■ What to do ■
Scan the lines below for "value" and copy the matches.

■ Data for processing ■
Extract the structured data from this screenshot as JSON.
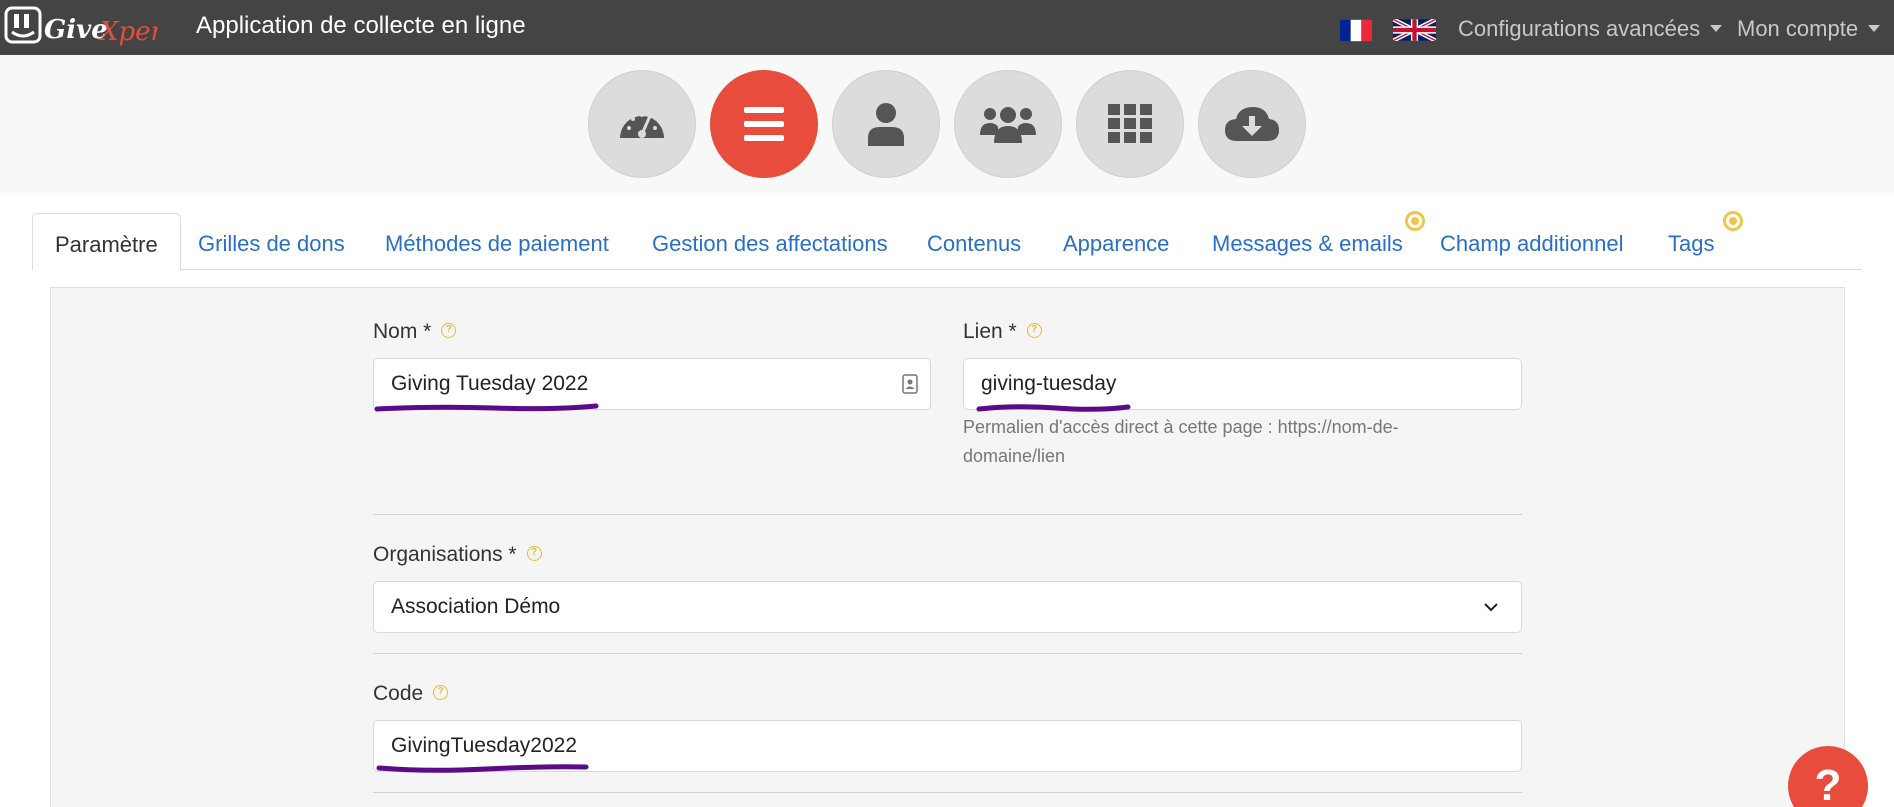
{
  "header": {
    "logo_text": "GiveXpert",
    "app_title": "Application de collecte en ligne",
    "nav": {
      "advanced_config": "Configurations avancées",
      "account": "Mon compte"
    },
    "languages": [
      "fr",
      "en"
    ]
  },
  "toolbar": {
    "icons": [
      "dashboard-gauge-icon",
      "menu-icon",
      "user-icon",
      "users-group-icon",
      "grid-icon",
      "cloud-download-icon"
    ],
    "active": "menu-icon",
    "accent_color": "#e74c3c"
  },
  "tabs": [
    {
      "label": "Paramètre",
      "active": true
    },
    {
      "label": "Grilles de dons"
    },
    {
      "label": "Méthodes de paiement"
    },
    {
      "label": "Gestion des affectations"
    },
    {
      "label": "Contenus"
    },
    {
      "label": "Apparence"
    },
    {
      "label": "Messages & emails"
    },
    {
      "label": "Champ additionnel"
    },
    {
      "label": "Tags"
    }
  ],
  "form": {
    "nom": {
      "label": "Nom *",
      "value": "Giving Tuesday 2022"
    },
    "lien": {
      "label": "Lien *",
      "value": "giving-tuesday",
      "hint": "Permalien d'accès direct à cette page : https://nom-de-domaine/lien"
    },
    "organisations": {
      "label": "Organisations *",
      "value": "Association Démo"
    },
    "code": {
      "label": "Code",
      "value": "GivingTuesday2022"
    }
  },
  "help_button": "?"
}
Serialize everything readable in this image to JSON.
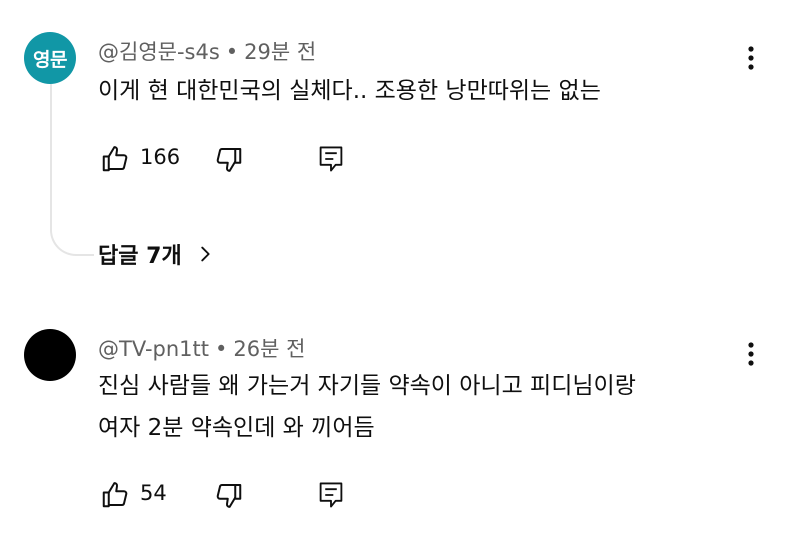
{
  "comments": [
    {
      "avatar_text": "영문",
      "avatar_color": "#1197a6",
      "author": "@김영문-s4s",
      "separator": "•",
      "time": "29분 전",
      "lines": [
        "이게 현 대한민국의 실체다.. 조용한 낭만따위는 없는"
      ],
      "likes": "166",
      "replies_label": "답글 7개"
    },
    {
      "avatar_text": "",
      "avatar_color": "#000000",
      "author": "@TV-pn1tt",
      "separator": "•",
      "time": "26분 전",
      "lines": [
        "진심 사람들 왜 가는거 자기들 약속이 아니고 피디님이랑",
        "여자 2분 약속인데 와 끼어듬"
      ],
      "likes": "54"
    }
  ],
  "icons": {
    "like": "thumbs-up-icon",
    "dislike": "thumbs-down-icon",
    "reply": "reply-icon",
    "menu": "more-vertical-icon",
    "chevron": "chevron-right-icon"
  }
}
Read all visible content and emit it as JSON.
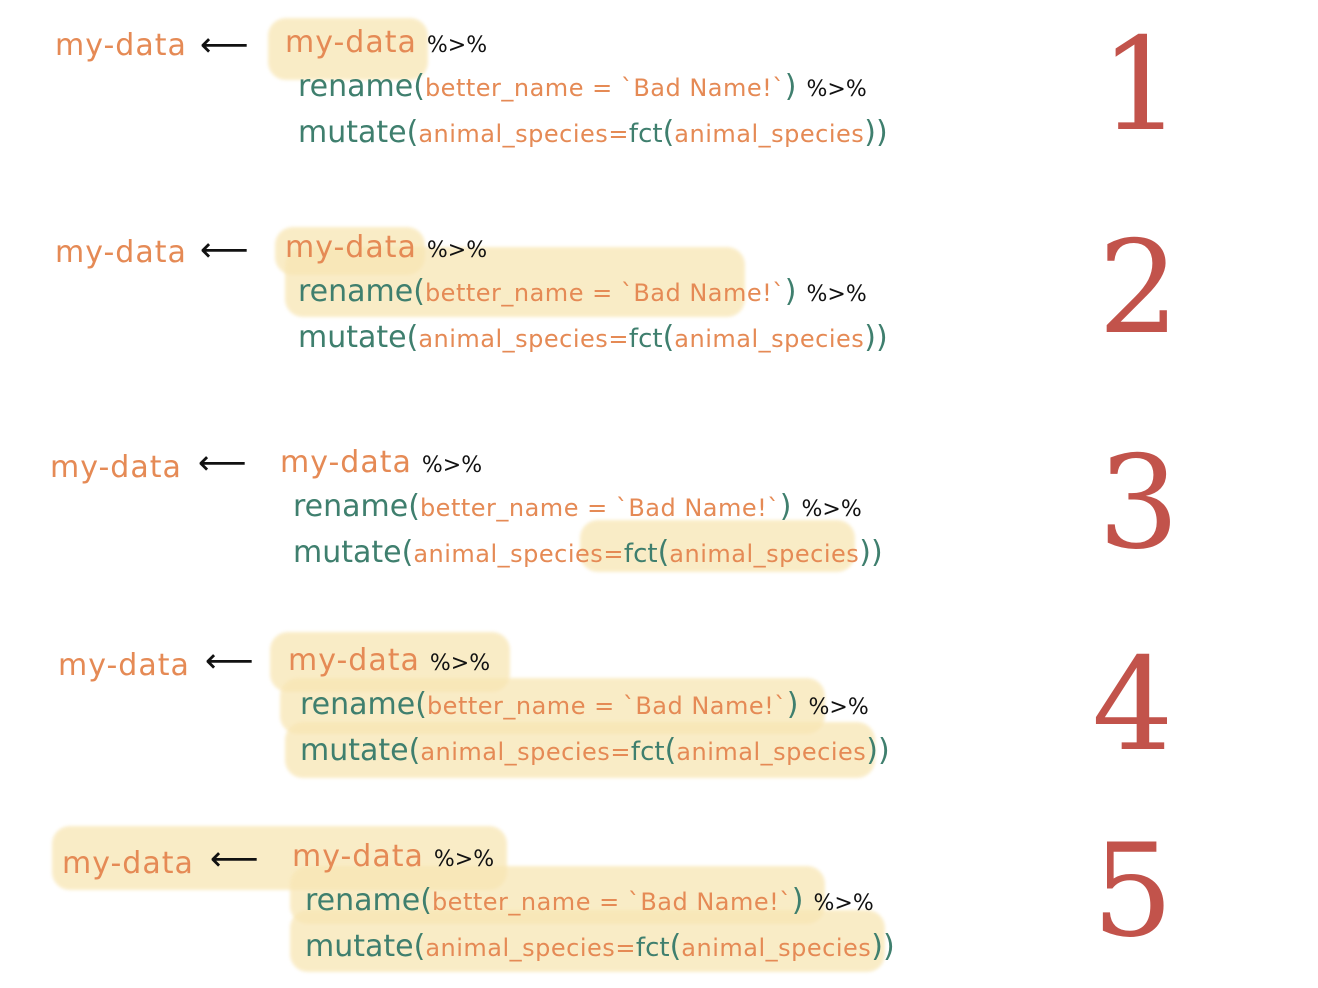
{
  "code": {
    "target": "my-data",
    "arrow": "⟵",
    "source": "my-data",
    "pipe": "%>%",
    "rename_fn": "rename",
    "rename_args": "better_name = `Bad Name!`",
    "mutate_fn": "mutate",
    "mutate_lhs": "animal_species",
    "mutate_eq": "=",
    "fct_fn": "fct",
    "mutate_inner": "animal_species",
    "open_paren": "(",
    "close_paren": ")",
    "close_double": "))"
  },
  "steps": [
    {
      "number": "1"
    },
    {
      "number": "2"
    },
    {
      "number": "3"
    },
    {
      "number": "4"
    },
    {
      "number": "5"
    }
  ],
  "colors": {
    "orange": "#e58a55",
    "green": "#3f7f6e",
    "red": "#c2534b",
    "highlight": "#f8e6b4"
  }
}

■ Answer box ■
      "value": "Giving Tuesday 2022"
      "value": "giving-tuesday",
      "value": "Association Démo"
      "value": "GivingTuesday2022"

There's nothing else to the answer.